Generator functions

Class-based iterators in Python are often verbose and require a lot of overhead. Generators, on the other hand, are able to perform the same function while automatically reducing the overhead.

Generators are relatively easy to create; a normal function is defined with a yield statement, rather than a return statement. The yield statement has the effect of pausing the function and saving its local state, so that successive calls continue from where it left off.

Generators work in the following way:

  • When a generator function is called, it does not execute immediately but returns a generator object.

  • The code will not execute until next() is called on the generator object.

  • Once yield is invoked, control is temporarily passed back to the caller and the function is paused.

  • Local variables and their execution state are stored between calls.

  • StopIteration is raised automatically when the function is complete.

Generator functions can be written as:

def gen():

for x in range(10):

yield x**2

Generator expressions

Generator expressions make it easy to build generators on the fly, without using the yield keyword, and are even more concise than generator functions.

The same code as the on in the example above can be written as:

g = (x**2 for x in range(10))

Another valuable feature of generators is their capability of filtering elements out with conditions.

Let’s look at an example:

gen_exp = (i ** 2 for i in range(10) if i > 5)

for i in gen_exp:







Generator expressions versus list comprehensions

The syntax of generator expressions is strikingly similar to that of list comprehensions, the only difference is the use of round parentheses as opposed to square brackets.

For example, a generator expression can be written as:

(i ** 2 for i in range(10) if i > 5)

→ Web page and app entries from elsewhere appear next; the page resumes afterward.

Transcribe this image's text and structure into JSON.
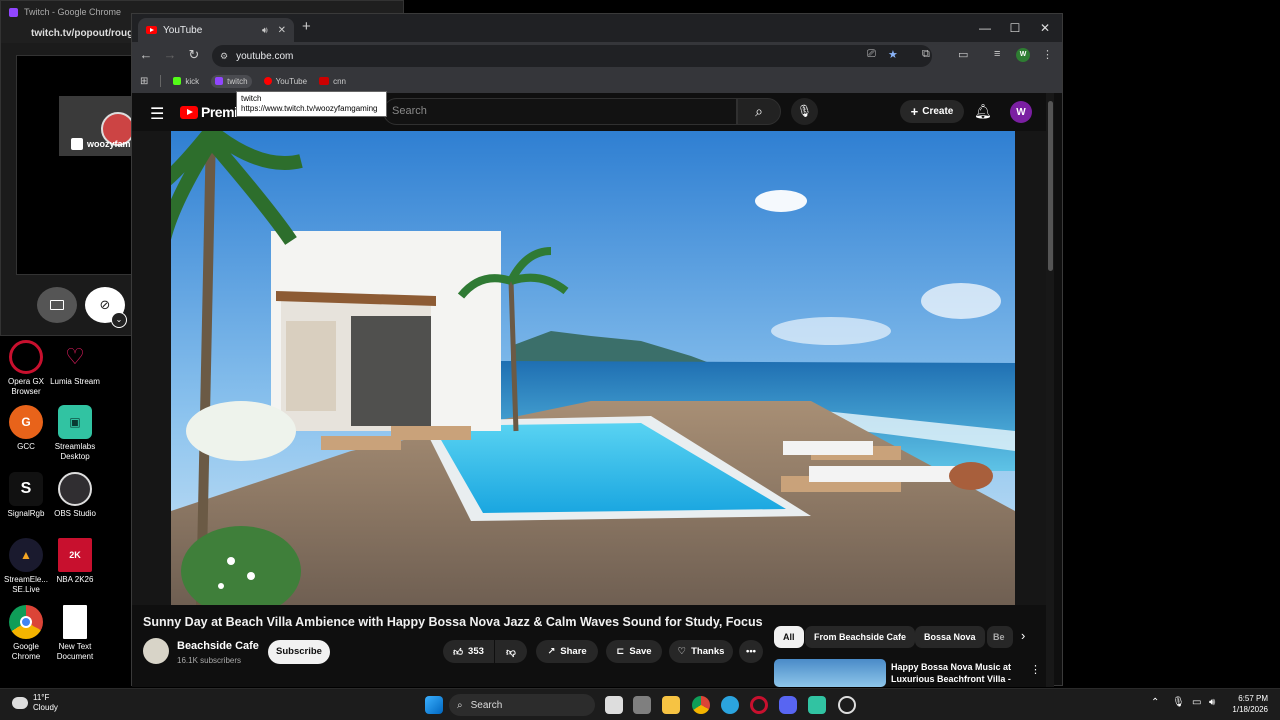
{
  "twitch_window": {
    "title": "Twitch - Google Chrome",
    "address": "twitch.tv/popout/rough_",
    "streamer_tag": "woozyfam"
  },
  "desktop_icons": [
    {
      "label": "Opera GX Browser",
      "icon": "opera-gx-icon",
      "color": "#c8102e"
    },
    {
      "label": "Lumia Stream",
      "icon": "lumia-stream-icon",
      "color": "#e91e63"
    },
    {
      "label": "GCC",
      "icon": "gcc-icon",
      "color": "#e8631a"
    },
    {
      "label": "Streamlabs Desktop",
      "icon": "streamlabs-icon",
      "color": "#31c3a2"
    },
    {
      "label": "SignalRgb",
      "icon": "signalrgb-icon",
      "color": "#222222"
    },
    {
      "label": "OBS Studio",
      "icon": "obs-studio-icon",
      "color": "#302e31"
    },
    {
      "label": "StreamEle... SE.Live",
      "icon": "streamelements-icon",
      "color": "#1a1a2e"
    },
    {
      "label": "NBA 2K26",
      "icon": "nba2k26-icon",
      "color": "#c8102e"
    },
    {
      "label": "Google Chrome",
      "icon": "chrome-icon",
      "color": "#4285f4"
    },
    {
      "label": "New Text Document",
      "icon": "text-document-icon",
      "color": "#ffffff"
    }
  ],
  "chrome": {
    "tab_title": "YouTube",
    "new_tab": "+",
    "address": "youtube.com",
    "bookmarks": [
      {
        "label": "kick",
        "color": "#53fc18"
      },
      {
        "label": "twitch",
        "color": "#9146ff"
      },
      {
        "label": "YouTube",
        "color": "#ff0000"
      },
      {
        "label": "cnn",
        "color": "#cc0000"
      }
    ],
    "tooltip": {
      "title": "twitch",
      "url": "https://www.twitch.tv/woozyfamgaming"
    },
    "profile_initial": "W"
  },
  "youtube": {
    "logo_text": "Premium",
    "search_placeholder": "Search",
    "create_label": "Create",
    "avatar_initial": "W",
    "video": {
      "title": "Sunny Day at Beach Villa Ambience with Happy Bossa Nova Jazz & Calm Waves Sound for Study, Focus",
      "channel": "Beachside Cafe",
      "subscribers": "16.1K subscribers",
      "subscribe_label": "Subscribe",
      "likes": "353",
      "share_label": "Share",
      "save_label": "Save",
      "thanks_label": "Thanks"
    },
    "chips": [
      "All",
      "From Beachside Cafe",
      "Bossa Nova",
      "Be"
    ],
    "recommendation": {
      "title": "Happy Bossa Nova Music at Luxurious Beachfront Villa -"
    }
  },
  "taskbar": {
    "weather_temp": "11°F",
    "weather_desc": "Cloudy",
    "search_label": "Search",
    "time": "6:57 PM",
    "date": "1/18/2026"
  }
}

Compare that to a list comprehension, which is written as:

[i ** 2 for i in range(10) if i > 5]

Where they differ, however, is in the type of data returned. While a list comprehension will return the entire list, a generator expression will return a generator object. Although values are the same as those in the list, they are accessed one at a time by using the next() function.

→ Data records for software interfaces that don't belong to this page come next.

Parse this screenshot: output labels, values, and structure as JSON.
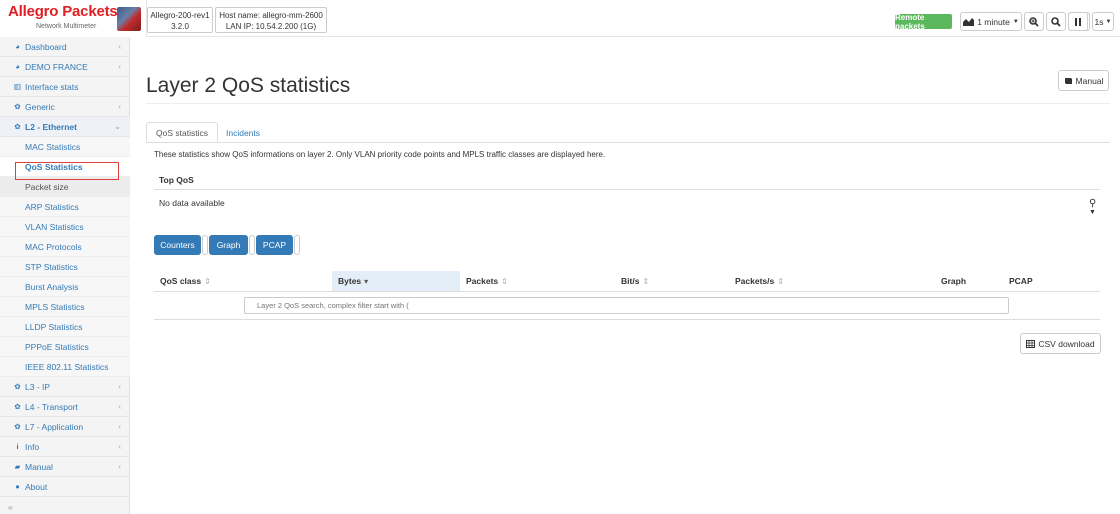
{
  "brand": {
    "title": "Allegro Packets",
    "subtitle": "Network Multimeter"
  },
  "device": {
    "model": "Allegro-200-rev1",
    "version": "3.2.0",
    "host": "Host name: allegro-mm-2600",
    "lan_ip": "LAN IP: 10.54.2.200 (1G)"
  },
  "toolbar": {
    "remote_packets": "Remote packets",
    "interval": "1 minute",
    "refresh": "1s"
  },
  "sidebar": {
    "items": [
      {
        "label": "Dashboard",
        "icon": "dashboard-icon"
      },
      {
        "label": "DEMO FRANCE",
        "icon": "dashboard-icon"
      },
      {
        "label": "Interface stats",
        "icon": "bar-chart-icon"
      },
      {
        "label": "Generic",
        "icon": "gear-icon"
      },
      {
        "label": "L2 - Ethernet",
        "icon": "gear-icon"
      }
    ],
    "sub_items": [
      "MAC Statistics",
      "QoS Statistics",
      "Packet size",
      "ARP Statistics",
      "VLAN Statistics",
      "MAC Protocols",
      "STP Statistics",
      "Burst Analysis",
      "MPLS Statistics",
      "LLDP Statistics",
      "PPPoE Statistics",
      "IEEE 802.11 Statistics"
    ],
    "bottom_items": [
      {
        "label": "L3 - IP",
        "icon": "gear-icon"
      },
      {
        "label": "L4 - Transport",
        "icon": "gear-icon"
      },
      {
        "label": "L7 - Application",
        "icon": "gear-icon"
      },
      {
        "label": "Info",
        "icon": "info-icon"
      },
      {
        "label": "Manual",
        "icon": "book-icon"
      },
      {
        "label": "About",
        "icon": "info-circle-icon"
      }
    ],
    "collapse": "«"
  },
  "main": {
    "title": "Layer 2 QoS statistics",
    "manual_label": "Manual",
    "tabs": [
      "QoS statistics",
      "Incidents"
    ],
    "description": "These statistics show QoS informations on layer 2. Only VLAN priority code points and MPLS traffic classes are displayed here.",
    "top_qos_label": "Top QoS",
    "no_data": "No data available",
    "view_buttons": [
      "Counters",
      "Graph",
      "PCAP"
    ],
    "columns": [
      "QoS class",
      "Bytes",
      "Packets",
      "Bit/s",
      "Packets/s",
      "Graph",
      "PCAP"
    ],
    "search_placeholder": "Layer 2 QoS search, complex filter start with (",
    "csv_label": "CSV download"
  }
}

In terms of speed, list comprehensions are usually faster than generator expressions, although not in cases where the size of the data being processed is larger than the available memory. On top for that, because generator expressions only produce values on demand, as opposed to list comprehensions, which require memory for production of the entire list, generator expressions are far more memory-efficient.

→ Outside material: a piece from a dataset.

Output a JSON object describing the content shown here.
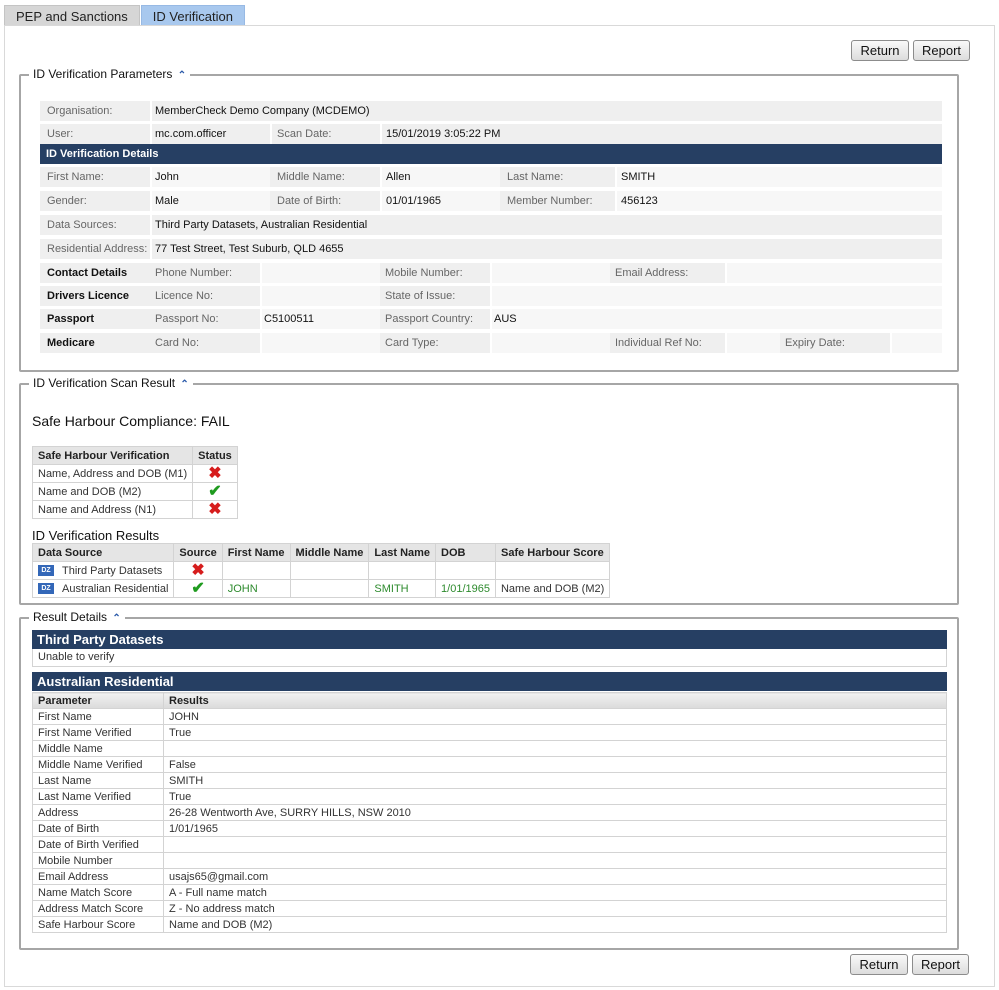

Generator expressions are perfect for working large data sets, when you don’t need all of the results at once or want to avoid allocating memory to all the results that will be produced. They are also perfect for representing infinite streams of data because only one item is produced at a time, removing the problem of being unable to store an infinite stream in memory.

As with list comprehensions, you should be wary of using nested expressions that are complex to the point that they become difficult to read and understand.

Wrapping Up

Python for-loops are highly valuable in dealing with repetitive programming tasks, however, there are other that can let you achieve the same result more efficiently. List comprehensions and dictionary comprehensions are a powerful substitute to for-loops and also lambda functions. Not only do list and dictionary comprehensions make code more concise and easier to read, they are also faster than traditional for-loops. The key to success, however, is not to let them get so complex that they negate the benefits of using them in the first place.

Similarly, generators and generator expressions offer a high-performance and simple way of creating iterators. Although similar to list comprehensions in their syntax, generator expressions return values only when asked for, as opposed to a whole list in the former case. As a result, they use less memory and by dint of that are more efficient.

Photo of Daniel Tomaszuk

More posts by this author

Daniel Tomaszuk

How to build products fast?  We've just answered the question in our Digital Acceleration Editorial  Sign up to get access

We're Netguru!

At Netguru we specialize in designing, building, shipping and scaling beautiful, usable products with blazing-fast efficiency
Let's talk business!

Trusted by: